» **Activity**
The job is to output each record again, character for character.

» **Material for this exercise**
——

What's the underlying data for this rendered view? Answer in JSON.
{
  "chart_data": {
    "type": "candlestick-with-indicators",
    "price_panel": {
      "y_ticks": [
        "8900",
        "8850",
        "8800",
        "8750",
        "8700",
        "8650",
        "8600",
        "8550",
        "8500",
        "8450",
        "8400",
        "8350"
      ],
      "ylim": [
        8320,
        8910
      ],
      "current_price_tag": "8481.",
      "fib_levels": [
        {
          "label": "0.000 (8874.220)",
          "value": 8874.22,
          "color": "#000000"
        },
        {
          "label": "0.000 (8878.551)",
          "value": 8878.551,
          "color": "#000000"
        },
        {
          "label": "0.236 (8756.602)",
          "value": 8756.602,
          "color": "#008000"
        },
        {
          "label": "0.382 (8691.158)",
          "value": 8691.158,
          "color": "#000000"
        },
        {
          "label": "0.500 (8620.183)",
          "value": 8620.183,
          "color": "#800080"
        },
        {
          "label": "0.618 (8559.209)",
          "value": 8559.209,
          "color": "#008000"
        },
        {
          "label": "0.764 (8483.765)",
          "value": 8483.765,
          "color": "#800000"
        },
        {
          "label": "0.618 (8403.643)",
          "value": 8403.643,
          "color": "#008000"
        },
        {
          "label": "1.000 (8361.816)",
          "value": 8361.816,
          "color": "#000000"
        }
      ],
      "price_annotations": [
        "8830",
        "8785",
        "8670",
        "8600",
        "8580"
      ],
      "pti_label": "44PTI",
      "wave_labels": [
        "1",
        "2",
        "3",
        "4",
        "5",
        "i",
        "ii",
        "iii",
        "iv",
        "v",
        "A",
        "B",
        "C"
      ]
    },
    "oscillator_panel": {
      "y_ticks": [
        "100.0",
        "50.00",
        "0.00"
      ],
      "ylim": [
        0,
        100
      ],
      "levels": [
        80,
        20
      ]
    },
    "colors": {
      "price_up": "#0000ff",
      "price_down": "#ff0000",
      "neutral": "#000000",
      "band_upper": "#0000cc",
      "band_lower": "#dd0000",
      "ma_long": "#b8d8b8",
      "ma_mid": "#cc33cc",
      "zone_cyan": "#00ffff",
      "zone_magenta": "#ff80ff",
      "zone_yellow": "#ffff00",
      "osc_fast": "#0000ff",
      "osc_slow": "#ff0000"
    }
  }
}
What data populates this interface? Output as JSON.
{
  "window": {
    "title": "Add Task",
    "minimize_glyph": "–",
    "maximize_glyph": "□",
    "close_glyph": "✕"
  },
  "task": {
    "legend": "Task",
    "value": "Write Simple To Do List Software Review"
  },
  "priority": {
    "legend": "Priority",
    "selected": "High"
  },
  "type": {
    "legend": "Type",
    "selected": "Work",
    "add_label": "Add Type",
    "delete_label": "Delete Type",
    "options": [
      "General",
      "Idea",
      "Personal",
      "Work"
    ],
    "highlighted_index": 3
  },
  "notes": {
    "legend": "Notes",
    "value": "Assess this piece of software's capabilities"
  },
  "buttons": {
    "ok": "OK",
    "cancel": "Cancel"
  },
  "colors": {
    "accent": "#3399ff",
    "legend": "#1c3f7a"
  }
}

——

» **Solution for this exercise**
What's the underlying data for this rendered view? Answer in JSON.
{
  "chart_data": {
    "type": "candlestick-with-indicators",
    "price_panel": {
      "y_ticks": [
        "8900",
        "8850",
        "8800",
        "8750",
        "8700",
        "8650",
        "8600",
        "8550",
        "8500",
        "8450",
        "8400",
        "8350"
      ],
      "ylim": [
        8320,
        8910
      ],
      "current_price_tag": "8481.",
      "fib_levels": [
        {
          "label": "0.000 (8874.220)",
          "value": 8874.22,
          "color": "#000000"
        },
        {
          "label": "0.000 (8878.551)",
          "value": 8878.551,
          "color": "#000000"
        },
        {
          "label": "0.236 (8756.602)",
          "value": 8756.602,
          "color": "#008000"
        },
        {
          "label": "0.382 (8691.158)",
          "value": 8691.158,
          "color": "#000000"
        },
        {
          "label": "0.500 (8620.183)",
          "value": 8620.183,
          "color": "#800080"
        },
        {
          "label": "0.618 (8559.209)",
          "value": 8559.209,
          "color": "#008000"
        },
        {
          "label": "0.764 (8483.765)",
          "value": 8483.765,
          "color": "#800000"
        },
        {
          "label": "0.618 (8403.643)",
          "value": 8403.643,
          "color": "#008000"
        },
        {
          "label": "1.000 (8361.816)",
          "value": 8361.816,
          "color": "#000000"
        }
      ],
      "price_annotations": [
        "8830",
        "8785",
        "8670",
        "8600",
        "8580"
      ],
      "pti_label": "44PTI",
      "wave_labels": [
        "1",
        "2",
        "3",
        "4",
        "5",
        "i",
        "ii",
        "iii",
        "iv",
        "v",
        "A",
        "B",
        "C"
      ]
    },
    "oscillator_panel": {
      "y_ticks": [
        "100.0",
        "50.00",
        "0.00"
      ],
      "ylim": [
        0,
        100
      ],
      "levels": [
        80,
        20
      ]
    },
    "colors": {
      "price_up": "#0000ff",
      "price_down": "#ff0000",
      "neutral": "#000000",
      "band_upper": "#0000cc",
      "band_lower": "#dd0000",
      "ma_long": "#b8d8b8",
      "ma_mid": "#cc33cc",
      "zone_cyan": "#00ffff",
      "zone_magenta": "#ff80ff",
      "zone_yellow": "#ffff00",
      "osc_fast": "#0000ff",
      "osc_slow": "#ff0000"
    }
  }
}
What data populates this interface? Output as JSON.
{
  "window": {
    "title": "Add Task",
    "minimize_glyph": "–",
    "maximize_glyph": "□",
    "close_glyph": "✕"
  },
  "task": {
    "legend": "Task",
    "value": "Write Simple To Do List Software Review"
  },
  "priority": {
    "legend": "Priority",
    "selected": "High"
  },
  "type": {
    "legend": "Type",
    "selected": "Work",
    "add_label": "Add Type",
    "delete_label": "Delete Type",
    "options": [
      "General",
      "Idea",
      "Personal",
      "Work"
    ],
    "highlighted_index": 3
  },
  "notes": {
    "legend": "Notes",
    "value": "Assess this piece of software's capabilities"
  },
  "buttons": {
    "ok": "OK",
    "cancel": "Cancel"
  },
  "colors": {
    "accent": "#3399ff",
    "legend": "#1c3f7a"
  }
}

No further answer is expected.